Each year dozens of sheep attacks and incidents of worrying (attack, kill or to chase livestock) occur throughout Ireland and the damage to a farmers flock can be catastrophic as well as the associated financial impact and emotional distress.
At this time of year ewes and lambs are particularly vulnerable so what can dog owners do to work together to avoid this unnecessary and distressing situation from arising in the first place?
Dog Owners' Responsibilities
Dog owners' have a legal responsibility to prevent their dogs from worrying livestock. Section 9(s) of the Control of Dogs Act* provides that the owner or any other person in charge of the dog shall be guilty of an offence and can be held liable for physical and economic loss.
- Licence - it is an offence to keep a dog unless you have a licence. All dogs over four months of age must have a licence.
- Microchip – to enhance dog identification and ownership, a new system of compulsory microchipping was introduced in 2015 and since 31 March 2016, the regulations now apply to all dogs.
- Collar - dogs must at all times wear a collar that bears the name and the address of the owner inscribed on it or on a plate, badge or disc. Consider using your EIRCODE as the address identification.
- Breed - additional rules and restrictions apply in respect of certain breeds of dog, for example, Staffordshire bull terrier or German shepherd (Alsatian) that they must be muzzled whenever they are in a public place and kept on a short lead controlled by a capable person over the age of 16.
Failure to adhere to the above can result in a penalty, fine or prosecution imposed by the local authority.
Tips to ensure safety of the flock
- Keep dogs on a lead - enjoy recreational activities but avoid rambling in fields or lands where sheep are. The presence of dogs, even on a lead, can alarm sheep prior to lambing and can have a detrimental effect on them as well as their lambs and may cause abortions such as in Twin Lamb Disease, if sheep become stressed.
- Secure dogs at night - sheep flocks with pregnant ewes are particularly vulnerable to dog attacks at this critical time, and especially during the night. Some sheep never recover fully from a dog attack and can suffer ongoing health problems, including reproduction problems and nervousness.
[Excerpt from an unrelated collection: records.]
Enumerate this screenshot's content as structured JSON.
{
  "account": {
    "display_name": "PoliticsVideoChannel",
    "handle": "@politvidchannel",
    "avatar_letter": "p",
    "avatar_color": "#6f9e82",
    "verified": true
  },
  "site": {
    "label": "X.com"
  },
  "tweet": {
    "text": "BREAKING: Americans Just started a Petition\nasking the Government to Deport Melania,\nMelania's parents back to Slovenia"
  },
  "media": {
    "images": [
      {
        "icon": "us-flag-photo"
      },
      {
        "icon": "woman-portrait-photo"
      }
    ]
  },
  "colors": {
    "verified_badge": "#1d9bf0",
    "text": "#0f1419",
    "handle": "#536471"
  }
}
- Awareness – raise the alert of any unaccompanied dogs and contact local landowners.
As a dog owner by simply following the S.H.E.E.P. points below you can play a part and help protect against unnecessary sheep attacks.